A later section also stands out (emphasis added):
Their skills and agendas are different, but both McCain and Obama bring strengths to what will obviously be a struggle against the forces of parochialism and partisanship resisting change in Washington.
Obama has an exceptional mind when it comes to analyzing and then formulating policy. His methods are reflective and sometimes iconoclastic, but the results are impressive. He has outlined approaches to domestic issues that might enlist support across a broad political spectrum. Still, his skills as a negotiator are largely untested, and he has yet to demonstrate, as McCain has, the backbone to challenge the prevailing interest groups in his own party.
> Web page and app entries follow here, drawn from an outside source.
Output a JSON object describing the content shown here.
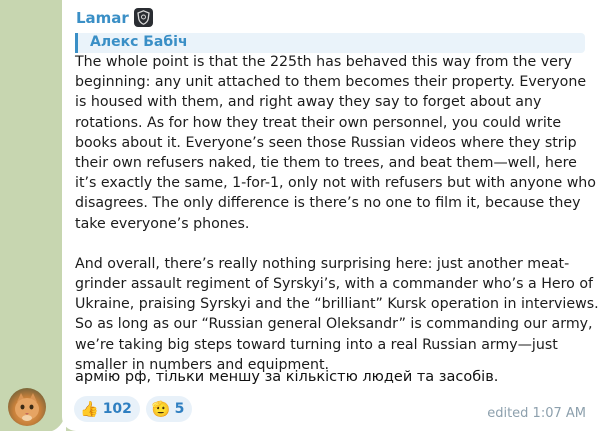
{
  "message": {
    "sender": "Lamar",
    "reply": {
      "author": "Алекс Бабіч"
    },
    "translated_paragraphs": [
      "The whole point is that the 225th has behaved this way from the very beginning: any unit attached to them becomes their property. Everyone is housed with them, and right away they say to forget about any rotations. As for how they treat their own personnel, you could write books about it. Everyone’s seen those Russian videos where they strip their own refusers naked, tie them to trees, and beat them—well, here it’s exactly the same, 1-for-1, only not with refusers but with anyone who disagrees. The only difference is there’s no one to film it, because they take everyone’s phones.",
      "And overall, there’s really nothing surprising here: just another meat-grinder assault regiment of Syrskyi’s, with a commander who’s a Hero of Ukraine, praising Syrskyi and the “brilliant”  Kursk operation in interviews. So as long as our “Russian general Oleksandr” is commanding our army, we’re taking big steps toward turning into a real Russian army—just smaller in numbers and equipment."
    ],
    "original_text": "армію рф, тільки меншу за кількістю людей та засобів.",
    "reactions": [
      {
        "emoji": "👍",
        "count": "102",
        "icon": "thumbs-up-icon"
      },
      {
        "emoji": "🫡",
        "count": "5",
        "icon": "saluting-face-icon"
      }
    ],
    "meta": "edited 1:07 AM"
  },
  "colors": {
    "background": "#c7d6b0",
    "bubble": "#ffffff",
    "accent": "#3a8fc6",
    "reply_background": "#eaf3fa"
  }
}
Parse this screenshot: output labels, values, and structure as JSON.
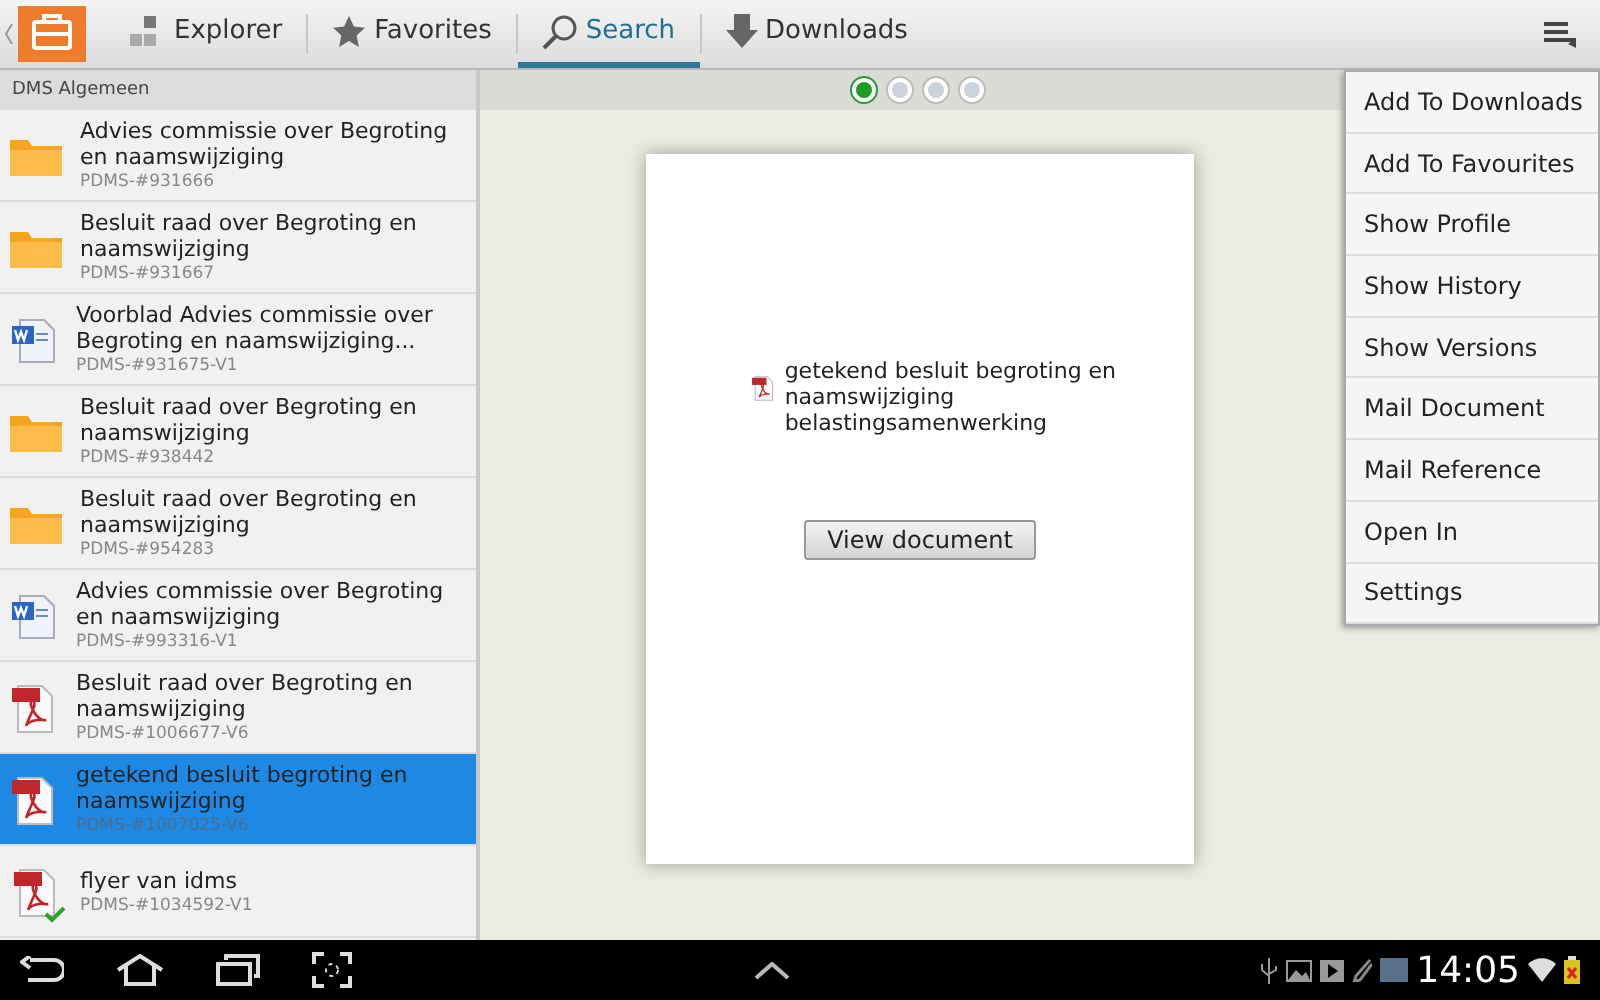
{
  "tabs": [
    {
      "label": "Explorer",
      "kind": "explorer",
      "selected": false
    },
    {
      "label": "Favorites",
      "kind": "favorites",
      "selected": false
    },
    {
      "label": "Search",
      "kind": "search",
      "selected": true
    },
    {
      "label": "Downloads",
      "kind": "downloads",
      "selected": false
    }
  ],
  "sidebar": {
    "header": "DMS Algemeen",
    "items": [
      {
        "kind": "folder",
        "title": "Advies commissie over Begroting en naamswijziging",
        "code": "PDMS-#931666",
        "selected": false,
        "synced": false
      },
      {
        "kind": "folder",
        "title": "Besluit raad over Begroting en naamswijziging",
        "code": "PDMS-#931667",
        "selected": false,
        "synced": false
      },
      {
        "kind": "word",
        "title": "Voorblad Advies commissie over Begroting en naamswijziging...",
        "code": "PDMS-#931675-V1",
        "selected": false,
        "synced": false
      },
      {
        "kind": "folder",
        "title": "Besluit raad over Begroting en naamswijziging",
        "code": "PDMS-#938442",
        "selected": false,
        "synced": false
      },
      {
        "kind": "folder",
        "title": "Besluit raad over Begroting en naamswijziging",
        "code": "PDMS-#954283",
        "selected": false,
        "synced": false
      },
      {
        "kind": "word",
        "title": "Advies commissie over Begroting en naamswijziging",
        "code": "PDMS-#993316-V1",
        "selected": false,
        "synced": false
      },
      {
        "kind": "pdf",
        "title": "Besluit raad over Begroting en naamswijziging",
        "code": "PDMS-#1006677-V6",
        "selected": false,
        "synced": false
      },
      {
        "kind": "pdf",
        "title": "getekend besluit begroting en naamswijziging",
        "code": "PDMS-#1007025-V6",
        "selected": true,
        "synced": false
      },
      {
        "kind": "pdf",
        "title": "flyer van idms",
        "code": "PDMS-#1034592-V1",
        "selected": false,
        "synced": true
      }
    ]
  },
  "pager": [
    {
      "selected": true
    },
    {
      "selected": false
    },
    {
      "selected": false
    },
    {
      "selected": false
    }
  ],
  "document": {
    "title": "getekend besluit begroting en naamswijziging belastingsamenwerking",
    "button": "View document"
  },
  "menu": [
    "Add To Downloads",
    "Add To Favourites",
    "Show Profile",
    "Show History",
    "Show Versions",
    "Mail Document",
    "Mail Reference",
    "Open In",
    "Settings"
  ],
  "status_bar": {
    "time": "14:05"
  }
}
Again, Broder is pushing his beloved comity. Broder grants McCain courage versus ego and pique for opposing his party. He echoes an earlier McCain ad, and much of McCain's rhetoric, that he's 'stood up' to his own party. There are three glaring problems with this. One, it once again ignores that there are qualitative differences between policies. Not all are good. Two, it's easier to stand up to policies when they're lousy, as the GOP's largely are, and less necessary when they're good. Broder values opposing one's party regardless of a given policy's merit. Three, McCain has voted the Bush line over 90% of the time, and boasted about this. He hasn't opposed his party. He's also reversed himself on almost every issue, including torture. But Broder again simply hasn't noticed.
Steve Benen comments on this Broder piece, too, noting that Broder once again pretends that the McCain campaign has somehow gone scurrilously negative against the noble Saint McCain's will. And Quiddity also delves into the idiocy of Broder's ideas about opposing one's own party as well as confronting the opposition party (and also challenges Broder's grasp of history). Quiddity apparently shares my take that the "centrist" Broder's arguments always seem to be novel reasons why you should vote for a Republican.
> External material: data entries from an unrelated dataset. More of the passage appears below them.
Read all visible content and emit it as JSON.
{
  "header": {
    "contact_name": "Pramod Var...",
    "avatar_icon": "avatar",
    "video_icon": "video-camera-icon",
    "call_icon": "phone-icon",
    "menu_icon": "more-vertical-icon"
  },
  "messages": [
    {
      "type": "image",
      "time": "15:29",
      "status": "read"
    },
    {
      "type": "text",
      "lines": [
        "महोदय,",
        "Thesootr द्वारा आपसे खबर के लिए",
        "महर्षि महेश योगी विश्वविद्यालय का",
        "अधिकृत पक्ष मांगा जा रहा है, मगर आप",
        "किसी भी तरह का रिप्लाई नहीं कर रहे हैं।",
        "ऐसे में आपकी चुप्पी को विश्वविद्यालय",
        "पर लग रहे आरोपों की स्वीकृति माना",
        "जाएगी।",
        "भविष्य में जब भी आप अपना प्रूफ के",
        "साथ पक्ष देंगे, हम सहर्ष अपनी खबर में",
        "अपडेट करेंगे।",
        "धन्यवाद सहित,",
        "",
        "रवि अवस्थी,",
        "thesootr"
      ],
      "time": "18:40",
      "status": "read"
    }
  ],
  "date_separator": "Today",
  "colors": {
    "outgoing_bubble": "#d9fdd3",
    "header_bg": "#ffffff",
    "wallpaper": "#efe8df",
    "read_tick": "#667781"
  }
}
In any case, if another crappy, warmed-over, reality-challenged op-ed by Broder leaves a bad taste in your mouth, too, here's a series of palate cleansers from folks who somehow gleaned the truth that Broder dare not grasp. Here's Tom Toles, pointing out the obvious in style:
Here's Jon Stewart on The Daily Show:
And here's that guy who didn't deliver "great campaign oratory" in Denver:
That covers both the change the delusional Broder believes in, and the real differences he stubbornly refuses to acknowledge.
Update: Obama gives Toles a shout-out. Although the Obama campaign has long hit how McCain doesn't represent change, I guess he saw the cartoon!
(Cross-posted at The Blue Herald)